Banner


Mailbag policy

We reserve the right to edit or reject letters. Limit letters to 200 words or less. Letters addressing issues covered in the Catholic Herald will be given priority. All letters must be signed with name and city, village, or town of residence.

Send letters to:
Mailbag
The Catholic Herald
702 S. High Point Rd., Suite 121
Madison, WI 53719-3522
Fax: 608-709-7612
E-mail: info@madisoncatholicherald.org
Insurance mandate is clear violation of the Constitution Print
Letters to the editor
Thursday, Mar. 01, 2012 -- 12:00 AM

To the editor:

The struggle over the national government’s mandated financing of “reproductive health services” has, up to now, been mostly carried out under the religious liberty clause in the Bill of Rights. This is a sound, but somewhat limited, defense.

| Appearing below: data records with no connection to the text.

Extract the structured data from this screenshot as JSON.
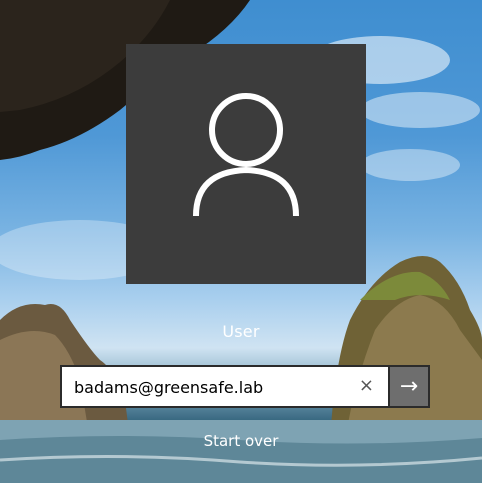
{
  "user": {
    "name": "User",
    "avatar_icon": "user-icon"
  },
  "signin": {
    "value": "badams@greensafe.lab",
    "clear_icon": "close-icon",
    "clear_glyph": "×",
    "submit_icon": "arrow-right-icon",
    "submit_glyph": "→"
  },
  "links": {
    "start_over": "Start over"
  },
  "colors": {
    "tile": "#3c3c3c",
    "submit_bg": "#6e6e6e",
    "text": "#ffffff"
  }
}
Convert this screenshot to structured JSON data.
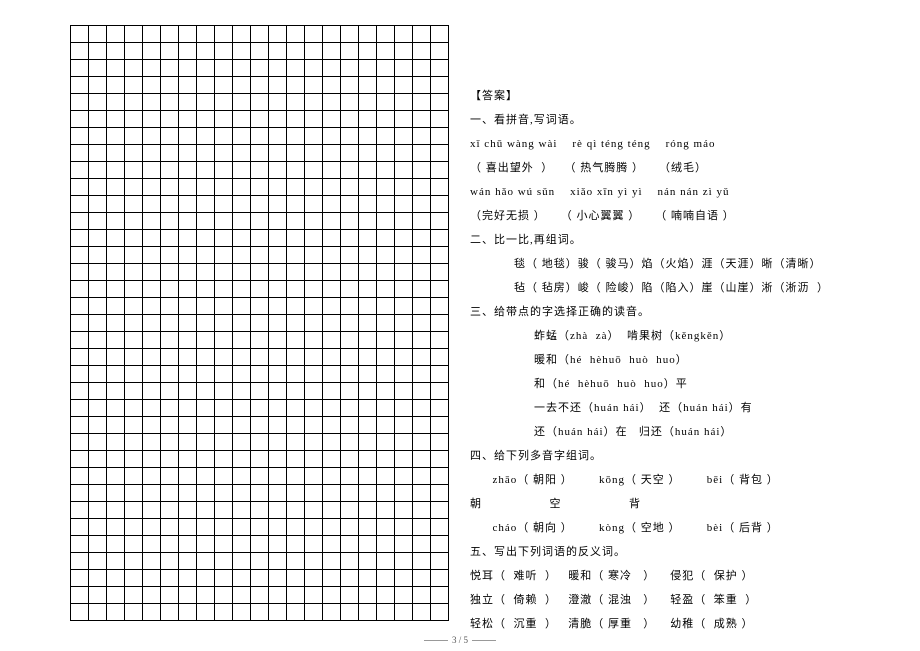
{
  "answers_heading": "【答案】",
  "sections": {
    "s1": {
      "title": "一、看拼音,写词语。",
      "line1": "xǐ chū wàng wài    rè qì téng téng    róng máo",
      "line2": "（ 喜出望外  ）   （ 热气腾腾 ）    （绒毛）",
      "line3": "wán hǎo wú sǔn    xiǎo xīn yì yì    nán nán zì yǔ",
      "line4": "（完好无损 ）    （ 小心翼翼 ）    （ 喃喃自语 ）"
    },
    "s2": {
      "title": "二、比一比,再组词。",
      "line1": "毯（ 地毯）骏（ 骏马）焰（火焰）涯（天涯）晰（清晰）",
      "line2": "毡（ 毡房）峻（ 险峻）陷（陷入）崖（山崖）淅（淅沥  ）"
    },
    "s3": {
      "title": "三、给带点的字选择正确的读音。",
      "line1": "蚱蜢（zhà  zà）  啃果树（kěngkěn）",
      "line2": "暖和（hé  hèhuō  huò  huo）",
      "line3": "和（hé  hèhuō  huò  huo）平",
      "line4": "一去不还（huán hái）  还（huán hái）有",
      "line5": "还（huán hái）在   归还（huán hái）"
    },
    "s4": {
      "title": "四、给下列多音字组词。",
      "line1": "      zhāo（ 朝阳 ）       kōng（ 天空 ）       bēi（ 背包 ）",
      "line2": "朝                  空                  背",
      "line3": "      cháo（ 朝向 ）       kòng（ 空地 ）       bèi（ 后背 ）"
    },
    "s5": {
      "title": "五、写出下列词语的反义词。",
      "line1": "悦耳（  难听  ）   暖和（ 寒冷   ）    侵犯（  保护 ）",
      "line2": "独立（  倚赖  ）   澄澈（ 混浊   ）    轻盈（  笨重  ）",
      "line3": "轻松（  沉重  ）   清脆（ 厚重   ）    幼稚（  成熟 ）"
    }
  },
  "footer_page": "3 / 5"
}
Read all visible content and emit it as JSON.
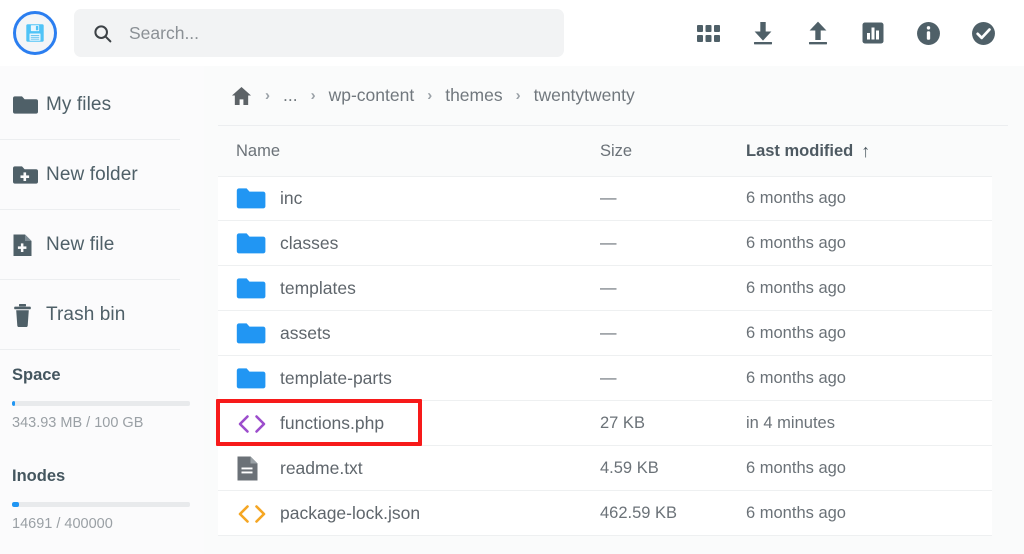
{
  "app": {
    "logo_icon": "floppy-disk-save-icon",
    "accent_blue": "#2196f3",
    "icon_slate": "#4f6068",
    "highlight_color": "#f71a1a"
  },
  "search": {
    "placeholder": "Search...",
    "value": "",
    "icon": "search-icon"
  },
  "toolbar": {
    "actions": [
      {
        "name": "apps-grid-icon",
        "label": "Grid view"
      },
      {
        "name": "download-icon",
        "label": "Download"
      },
      {
        "name": "upload-icon",
        "label": "Upload"
      },
      {
        "name": "stats-chart-icon",
        "label": "Statistics"
      },
      {
        "name": "info-icon",
        "label": "Info"
      },
      {
        "name": "check-circle-icon",
        "label": "Select"
      }
    ]
  },
  "sidebar": {
    "items": [
      {
        "label": "My files",
        "icon": "folder-icon"
      },
      {
        "label": "New folder",
        "icon": "folder-plus-icon"
      },
      {
        "label": "New file",
        "icon": "file-plus-icon"
      },
      {
        "label": "Trash bin",
        "icon": "trash-icon"
      }
    ],
    "meters": [
      {
        "title": "Space",
        "text": "343.93 MB / 100 GB",
        "percent": 1.5,
        "used": "343.93 MB",
        "total": "100 GB"
      },
      {
        "title": "Inodes",
        "text": "14691 / 400000",
        "percent": 4,
        "used": "14691",
        "total": "400000"
      }
    ]
  },
  "breadcrumb": {
    "home_icon": "home-icon",
    "separator": "›",
    "items": [
      "...",
      "wp-content",
      "themes",
      "twentytwenty"
    ]
  },
  "table": {
    "columns": {
      "name": "Name",
      "size": "Size",
      "modified": "Last modified",
      "sort_icon": "↑",
      "sort_direction": "ascending",
      "sorted_by": "Last modified"
    },
    "rows": [
      {
        "name": "inc",
        "size": "—",
        "modified": "6 months ago",
        "icon": "folder-icon",
        "icon_kind": "folder",
        "icon_color": "#2196f3",
        "highlighted": false
      },
      {
        "name": "classes",
        "size": "—",
        "modified": "6 months ago",
        "icon": "folder-icon",
        "icon_kind": "folder",
        "icon_color": "#2196f3",
        "highlighted": false
      },
      {
        "name": "templates",
        "size": "—",
        "modified": "6 months ago",
        "icon": "folder-icon",
        "icon_kind": "folder",
        "icon_color": "#2196f3",
        "highlighted": false
      },
      {
        "name": "assets",
        "size": "—",
        "modified": "6 months ago",
        "icon": "folder-icon",
        "icon_kind": "folder",
        "icon_color": "#2196f3",
        "highlighted": false
      },
      {
        "name": "template-parts",
        "size": "—",
        "modified": "6 months ago",
        "icon": "folder-icon",
        "icon_kind": "folder",
        "icon_color": "#2196f3",
        "highlighted": false
      },
      {
        "name": "functions.php",
        "size": "27 KB",
        "modified": "in 4 minutes",
        "icon": "code-file-icon",
        "icon_kind": "code",
        "icon_color": "#9c4dcc",
        "highlighted": true
      },
      {
        "name": "readme.txt",
        "size": "4.59 KB",
        "modified": "6 months ago",
        "icon": "text-file-icon",
        "icon_kind": "document",
        "icon_color": "#6b7177",
        "highlighted": false
      },
      {
        "name": "package-lock.json",
        "size": "462.59 KB",
        "modified": "6 months ago",
        "icon": "code-file-icon",
        "icon_kind": "code",
        "icon_color": "#f5a623",
        "highlighted": false
      }
    ]
  }
}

It should be remembered that the Bill of Rights was an afterthought to the original Constitution, only consented to after it looked like the adoption of the new Constitution would meet strong opposition.

A tenet of Catholic social doctrine is the principle of subsidiarity. It seems wise to consider the implications of this tenet in the context of the American constitutional system.

The guiding principle in a federal system of government is the principle of delegated powers. The states existed  before the national government and delegated certain functions to their creature, the new national government.

As one reviews the Constitution, one does not find within its clauses any that suggests that the national government, much less the president, has authority to tell a private insurance company which services it must include in its policy offerings.

Since the 10th Amendment reserves to the states or to the people the powers not delegated to the United States, the insurance mandate is a clear violation of the Constitution. And, as a clear violation of the oath to defend the Constitution, its implementation seems to be adequate grounds for impeachment.

If the religious liberty and subsidiarity defenses are not enough, then it seems that the doctrine of nullification should be reinvigorated. As both Jefferson and Madison wrote, the national government, as the creation of the states, is not the final judge of its own powers. The states have a right to resist any unconstitutional use of national power. Nullification recognizes that there are four branches of American government: the states, the legislative, the executive, and the judiciary.

On reflection, it becomes clear that all Americans have a stake in this insurance mandate issue as it has implications much further than that of paying for “reproductive health services.”

Florian Zalewski, Fond du Lac

 
Banner